Similar species: Symphytum asperum is very similar to S. officinale, except that species has obviously winged stems created by leaf tissue continuing down onto the stem, the hairs of the stem and inflorescence lack spiny, broad-based hairs, and the nutlets are smooth and shiny. This species may be confused with Anchusa officinalis, however, that species has more narrow leaves, and deeper blue flowers that have narrower petal tubes with obvious, larger, separate, somewhat flaring, more round-tipped lobes.
Flowering: June to August
Habitat and ecology: Incredibly rare, a garden escape found only once in the Chicago Region.
Occurence in the Chicago region: non-native
Notes: A native to the Caucasus region of Europe, this species is sometimes planted as an ornamental, but very rarely persists if it escapes. This species can hybridize with Symphytum officinale.
Much like no. 1 [Symphytum officinale L.]; hairs of the stem and infl stouter, flattened, often recurved; lvs not decurrent, or only shortly (to 1 cm) and narrowly so; cor pink, turning blue; filaments narrower than the anthers; connective not projecting; nutlets roughened. Native of the Caucasus region, occasional in waste places across the n. part of our range, Que. to B.C. June-Aug. (S. asperrimum) S. tuberosum L., with a rhizome that is tuberous-thickened at intervals and with slender cauline hairs as in no. 1, but nondecurrent lvs as in no. 2, has been reported as adventive in N. Engl.
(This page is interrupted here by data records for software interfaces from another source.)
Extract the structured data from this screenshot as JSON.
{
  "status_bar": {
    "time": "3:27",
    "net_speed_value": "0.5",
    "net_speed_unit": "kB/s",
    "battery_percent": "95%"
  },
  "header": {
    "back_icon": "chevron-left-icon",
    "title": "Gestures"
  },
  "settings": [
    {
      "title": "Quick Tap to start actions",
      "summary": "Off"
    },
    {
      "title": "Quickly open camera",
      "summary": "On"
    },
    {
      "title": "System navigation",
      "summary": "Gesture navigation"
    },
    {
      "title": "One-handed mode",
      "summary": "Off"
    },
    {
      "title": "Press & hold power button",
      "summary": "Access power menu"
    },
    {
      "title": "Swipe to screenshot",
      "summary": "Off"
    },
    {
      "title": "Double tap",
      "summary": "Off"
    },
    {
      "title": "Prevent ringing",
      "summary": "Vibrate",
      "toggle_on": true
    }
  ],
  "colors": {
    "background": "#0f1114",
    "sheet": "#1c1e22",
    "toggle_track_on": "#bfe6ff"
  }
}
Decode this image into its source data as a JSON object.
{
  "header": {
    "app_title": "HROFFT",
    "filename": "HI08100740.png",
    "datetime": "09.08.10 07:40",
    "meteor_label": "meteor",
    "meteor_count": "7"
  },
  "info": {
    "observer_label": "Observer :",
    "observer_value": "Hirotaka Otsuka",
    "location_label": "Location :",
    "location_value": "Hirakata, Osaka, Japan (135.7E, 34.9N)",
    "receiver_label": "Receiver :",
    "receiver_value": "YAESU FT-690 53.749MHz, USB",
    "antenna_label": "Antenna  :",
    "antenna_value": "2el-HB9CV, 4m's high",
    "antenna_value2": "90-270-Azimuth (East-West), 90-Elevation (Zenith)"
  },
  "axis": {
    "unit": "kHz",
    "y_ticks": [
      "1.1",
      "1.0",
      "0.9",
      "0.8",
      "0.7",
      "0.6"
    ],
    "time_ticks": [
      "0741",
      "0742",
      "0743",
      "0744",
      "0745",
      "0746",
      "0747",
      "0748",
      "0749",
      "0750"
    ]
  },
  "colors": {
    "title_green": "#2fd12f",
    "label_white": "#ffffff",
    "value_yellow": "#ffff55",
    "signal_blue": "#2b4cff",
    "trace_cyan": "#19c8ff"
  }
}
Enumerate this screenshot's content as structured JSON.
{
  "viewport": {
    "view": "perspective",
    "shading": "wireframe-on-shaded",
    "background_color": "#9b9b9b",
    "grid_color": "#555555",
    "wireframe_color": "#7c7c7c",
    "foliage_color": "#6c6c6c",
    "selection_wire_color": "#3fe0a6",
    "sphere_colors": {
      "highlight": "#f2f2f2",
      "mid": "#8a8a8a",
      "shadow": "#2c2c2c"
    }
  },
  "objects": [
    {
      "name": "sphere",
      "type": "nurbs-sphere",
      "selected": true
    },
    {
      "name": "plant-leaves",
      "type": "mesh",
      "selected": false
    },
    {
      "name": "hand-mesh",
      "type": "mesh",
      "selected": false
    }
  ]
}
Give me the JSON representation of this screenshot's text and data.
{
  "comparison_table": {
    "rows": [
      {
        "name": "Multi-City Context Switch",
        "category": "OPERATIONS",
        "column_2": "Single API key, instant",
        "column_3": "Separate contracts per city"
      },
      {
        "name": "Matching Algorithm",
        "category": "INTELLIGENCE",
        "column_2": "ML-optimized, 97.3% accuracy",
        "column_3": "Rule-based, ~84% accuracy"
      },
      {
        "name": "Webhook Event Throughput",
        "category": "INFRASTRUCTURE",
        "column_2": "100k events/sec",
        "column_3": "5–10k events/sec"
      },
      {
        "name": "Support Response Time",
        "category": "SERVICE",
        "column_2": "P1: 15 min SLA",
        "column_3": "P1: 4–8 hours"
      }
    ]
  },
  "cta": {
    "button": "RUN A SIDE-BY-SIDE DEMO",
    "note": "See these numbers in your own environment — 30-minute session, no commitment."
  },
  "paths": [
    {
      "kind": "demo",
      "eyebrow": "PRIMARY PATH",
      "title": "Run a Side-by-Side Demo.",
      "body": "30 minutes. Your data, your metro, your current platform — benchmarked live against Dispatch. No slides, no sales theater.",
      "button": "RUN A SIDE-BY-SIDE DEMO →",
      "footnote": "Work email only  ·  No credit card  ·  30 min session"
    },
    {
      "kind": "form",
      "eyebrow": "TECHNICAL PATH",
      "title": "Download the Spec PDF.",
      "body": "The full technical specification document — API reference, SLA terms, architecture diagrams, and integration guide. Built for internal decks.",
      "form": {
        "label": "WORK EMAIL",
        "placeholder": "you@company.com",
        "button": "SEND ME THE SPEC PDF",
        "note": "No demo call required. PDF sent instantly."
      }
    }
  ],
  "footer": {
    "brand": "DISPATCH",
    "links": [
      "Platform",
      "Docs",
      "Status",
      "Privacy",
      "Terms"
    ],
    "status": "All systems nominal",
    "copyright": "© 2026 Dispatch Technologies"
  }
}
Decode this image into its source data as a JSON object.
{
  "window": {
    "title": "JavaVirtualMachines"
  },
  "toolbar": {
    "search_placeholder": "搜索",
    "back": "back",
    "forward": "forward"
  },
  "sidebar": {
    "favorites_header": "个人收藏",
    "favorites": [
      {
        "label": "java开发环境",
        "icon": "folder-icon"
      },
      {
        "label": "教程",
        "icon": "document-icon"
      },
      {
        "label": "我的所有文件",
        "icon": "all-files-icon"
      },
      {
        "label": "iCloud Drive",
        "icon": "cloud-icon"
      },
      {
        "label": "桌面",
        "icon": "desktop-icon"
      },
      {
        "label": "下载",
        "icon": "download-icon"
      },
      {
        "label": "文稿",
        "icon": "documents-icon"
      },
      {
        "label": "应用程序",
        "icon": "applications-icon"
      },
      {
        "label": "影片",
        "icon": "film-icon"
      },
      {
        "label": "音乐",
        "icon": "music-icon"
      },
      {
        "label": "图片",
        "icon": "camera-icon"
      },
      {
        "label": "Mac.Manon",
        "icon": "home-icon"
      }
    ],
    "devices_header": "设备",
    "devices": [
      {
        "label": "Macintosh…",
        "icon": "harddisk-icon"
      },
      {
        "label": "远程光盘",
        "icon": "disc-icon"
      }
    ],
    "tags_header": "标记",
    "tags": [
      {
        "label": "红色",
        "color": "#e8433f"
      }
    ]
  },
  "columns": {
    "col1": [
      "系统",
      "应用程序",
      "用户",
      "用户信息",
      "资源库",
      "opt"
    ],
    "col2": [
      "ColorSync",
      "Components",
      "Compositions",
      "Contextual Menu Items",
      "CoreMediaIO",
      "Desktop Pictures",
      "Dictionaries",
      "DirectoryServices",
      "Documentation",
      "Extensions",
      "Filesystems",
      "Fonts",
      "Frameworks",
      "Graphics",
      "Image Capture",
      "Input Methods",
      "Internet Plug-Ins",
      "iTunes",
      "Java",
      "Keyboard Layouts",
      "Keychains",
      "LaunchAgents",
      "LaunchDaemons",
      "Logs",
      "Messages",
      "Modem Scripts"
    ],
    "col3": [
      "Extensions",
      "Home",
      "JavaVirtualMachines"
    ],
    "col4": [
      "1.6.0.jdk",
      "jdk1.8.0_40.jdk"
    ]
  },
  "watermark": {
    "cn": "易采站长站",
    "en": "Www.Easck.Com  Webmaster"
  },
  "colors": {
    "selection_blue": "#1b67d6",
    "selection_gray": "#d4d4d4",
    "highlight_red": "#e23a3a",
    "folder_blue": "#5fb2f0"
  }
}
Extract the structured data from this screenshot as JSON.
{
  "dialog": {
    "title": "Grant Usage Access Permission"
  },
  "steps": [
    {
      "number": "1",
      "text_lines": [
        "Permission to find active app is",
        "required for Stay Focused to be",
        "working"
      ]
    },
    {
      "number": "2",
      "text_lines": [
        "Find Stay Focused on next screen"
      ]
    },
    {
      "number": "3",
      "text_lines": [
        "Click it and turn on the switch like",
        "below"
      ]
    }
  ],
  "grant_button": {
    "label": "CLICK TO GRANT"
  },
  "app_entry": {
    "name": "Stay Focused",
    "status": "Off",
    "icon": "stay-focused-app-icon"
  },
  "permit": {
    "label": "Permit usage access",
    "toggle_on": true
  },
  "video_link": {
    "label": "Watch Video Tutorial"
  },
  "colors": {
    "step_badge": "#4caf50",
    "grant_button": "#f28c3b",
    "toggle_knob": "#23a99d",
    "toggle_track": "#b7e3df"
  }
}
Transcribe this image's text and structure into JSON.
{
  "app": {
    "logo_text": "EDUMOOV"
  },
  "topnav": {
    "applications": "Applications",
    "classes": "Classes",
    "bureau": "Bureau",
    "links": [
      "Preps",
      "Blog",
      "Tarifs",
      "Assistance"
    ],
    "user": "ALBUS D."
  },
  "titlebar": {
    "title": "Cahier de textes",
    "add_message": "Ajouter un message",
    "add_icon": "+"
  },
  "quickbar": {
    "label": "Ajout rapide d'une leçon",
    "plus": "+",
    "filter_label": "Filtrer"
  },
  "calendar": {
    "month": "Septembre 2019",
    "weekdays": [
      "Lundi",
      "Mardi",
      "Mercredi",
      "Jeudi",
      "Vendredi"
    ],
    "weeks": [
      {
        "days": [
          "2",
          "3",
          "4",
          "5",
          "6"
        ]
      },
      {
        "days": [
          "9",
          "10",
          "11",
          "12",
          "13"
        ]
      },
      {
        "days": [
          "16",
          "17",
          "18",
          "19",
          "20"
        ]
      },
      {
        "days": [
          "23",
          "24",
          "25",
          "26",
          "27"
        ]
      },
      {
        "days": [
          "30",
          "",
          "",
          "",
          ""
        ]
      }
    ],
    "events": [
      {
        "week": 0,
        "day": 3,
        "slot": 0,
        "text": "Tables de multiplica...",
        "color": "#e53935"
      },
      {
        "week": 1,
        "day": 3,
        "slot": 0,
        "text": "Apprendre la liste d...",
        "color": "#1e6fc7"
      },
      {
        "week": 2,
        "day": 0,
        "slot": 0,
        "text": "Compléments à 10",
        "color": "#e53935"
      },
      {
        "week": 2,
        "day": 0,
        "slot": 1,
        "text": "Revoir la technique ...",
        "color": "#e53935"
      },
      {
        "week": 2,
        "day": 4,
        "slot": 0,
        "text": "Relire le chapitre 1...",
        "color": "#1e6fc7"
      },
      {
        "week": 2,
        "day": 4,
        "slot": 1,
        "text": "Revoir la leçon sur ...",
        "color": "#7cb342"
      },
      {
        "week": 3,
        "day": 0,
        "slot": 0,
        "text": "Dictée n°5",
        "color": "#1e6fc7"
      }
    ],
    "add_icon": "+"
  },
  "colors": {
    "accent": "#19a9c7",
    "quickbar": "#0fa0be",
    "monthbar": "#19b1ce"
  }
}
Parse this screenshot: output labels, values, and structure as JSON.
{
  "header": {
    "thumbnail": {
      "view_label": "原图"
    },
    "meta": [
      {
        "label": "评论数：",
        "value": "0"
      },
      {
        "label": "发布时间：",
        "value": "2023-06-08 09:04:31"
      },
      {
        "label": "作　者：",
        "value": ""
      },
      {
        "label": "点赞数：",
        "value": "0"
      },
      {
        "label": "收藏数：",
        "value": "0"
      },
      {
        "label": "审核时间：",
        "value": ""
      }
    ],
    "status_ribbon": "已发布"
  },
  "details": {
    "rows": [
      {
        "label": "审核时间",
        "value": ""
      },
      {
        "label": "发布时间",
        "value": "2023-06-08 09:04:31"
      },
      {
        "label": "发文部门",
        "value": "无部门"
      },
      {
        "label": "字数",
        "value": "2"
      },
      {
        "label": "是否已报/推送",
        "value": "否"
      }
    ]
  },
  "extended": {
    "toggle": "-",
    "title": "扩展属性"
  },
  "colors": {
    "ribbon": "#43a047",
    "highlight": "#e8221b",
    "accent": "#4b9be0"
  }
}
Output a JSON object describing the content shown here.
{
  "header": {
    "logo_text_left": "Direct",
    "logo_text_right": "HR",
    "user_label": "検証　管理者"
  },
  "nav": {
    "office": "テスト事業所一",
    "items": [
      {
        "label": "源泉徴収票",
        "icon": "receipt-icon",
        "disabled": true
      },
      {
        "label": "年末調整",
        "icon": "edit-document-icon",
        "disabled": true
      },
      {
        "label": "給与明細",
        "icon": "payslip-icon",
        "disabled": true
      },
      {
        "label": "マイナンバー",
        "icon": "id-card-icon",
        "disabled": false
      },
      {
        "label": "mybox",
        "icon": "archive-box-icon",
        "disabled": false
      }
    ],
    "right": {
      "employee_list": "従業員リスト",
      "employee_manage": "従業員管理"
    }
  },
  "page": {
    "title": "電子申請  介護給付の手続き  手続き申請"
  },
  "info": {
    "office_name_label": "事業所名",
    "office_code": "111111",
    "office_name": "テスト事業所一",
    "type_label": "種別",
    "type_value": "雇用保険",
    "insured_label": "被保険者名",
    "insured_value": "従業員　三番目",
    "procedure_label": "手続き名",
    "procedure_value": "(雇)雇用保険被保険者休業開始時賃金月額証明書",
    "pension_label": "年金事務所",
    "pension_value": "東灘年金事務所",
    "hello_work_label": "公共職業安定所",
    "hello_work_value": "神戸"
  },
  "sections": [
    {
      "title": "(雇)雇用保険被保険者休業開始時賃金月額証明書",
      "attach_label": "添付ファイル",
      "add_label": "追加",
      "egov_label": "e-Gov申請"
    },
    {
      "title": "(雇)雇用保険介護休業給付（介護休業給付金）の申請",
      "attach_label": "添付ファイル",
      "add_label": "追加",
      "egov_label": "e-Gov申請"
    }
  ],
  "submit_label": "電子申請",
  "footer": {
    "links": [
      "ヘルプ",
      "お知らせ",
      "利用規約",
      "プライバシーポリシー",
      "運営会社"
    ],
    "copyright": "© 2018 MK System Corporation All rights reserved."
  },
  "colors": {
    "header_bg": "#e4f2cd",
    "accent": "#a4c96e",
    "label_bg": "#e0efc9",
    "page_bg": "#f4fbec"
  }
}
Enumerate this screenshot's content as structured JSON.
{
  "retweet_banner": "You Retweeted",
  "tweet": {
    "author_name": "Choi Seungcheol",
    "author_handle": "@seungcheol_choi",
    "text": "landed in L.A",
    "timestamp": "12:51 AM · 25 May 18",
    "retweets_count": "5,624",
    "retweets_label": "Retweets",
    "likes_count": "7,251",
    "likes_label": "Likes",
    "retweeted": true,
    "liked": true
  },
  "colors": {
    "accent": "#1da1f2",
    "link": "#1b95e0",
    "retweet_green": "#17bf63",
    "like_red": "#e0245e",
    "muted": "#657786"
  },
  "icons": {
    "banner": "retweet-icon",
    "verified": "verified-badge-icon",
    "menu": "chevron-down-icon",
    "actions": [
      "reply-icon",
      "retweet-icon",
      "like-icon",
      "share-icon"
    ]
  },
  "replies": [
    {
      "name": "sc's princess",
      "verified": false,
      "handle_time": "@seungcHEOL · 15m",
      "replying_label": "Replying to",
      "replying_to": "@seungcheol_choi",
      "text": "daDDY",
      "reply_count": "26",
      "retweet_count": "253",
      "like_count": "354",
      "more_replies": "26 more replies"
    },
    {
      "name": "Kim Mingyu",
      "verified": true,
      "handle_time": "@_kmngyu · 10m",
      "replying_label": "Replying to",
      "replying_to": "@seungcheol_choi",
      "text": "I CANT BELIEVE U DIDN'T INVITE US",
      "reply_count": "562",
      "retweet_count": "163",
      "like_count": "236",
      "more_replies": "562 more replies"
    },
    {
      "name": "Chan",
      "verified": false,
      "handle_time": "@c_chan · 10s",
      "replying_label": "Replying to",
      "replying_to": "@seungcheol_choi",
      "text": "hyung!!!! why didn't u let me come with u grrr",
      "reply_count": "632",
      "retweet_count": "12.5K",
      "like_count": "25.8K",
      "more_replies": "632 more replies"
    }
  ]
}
Gleason, Henry A. & Cronquist, Arthur J. 1991. Manual of vascular plants of northeastern United States and adjacent Canada. lxxv + 910 pp.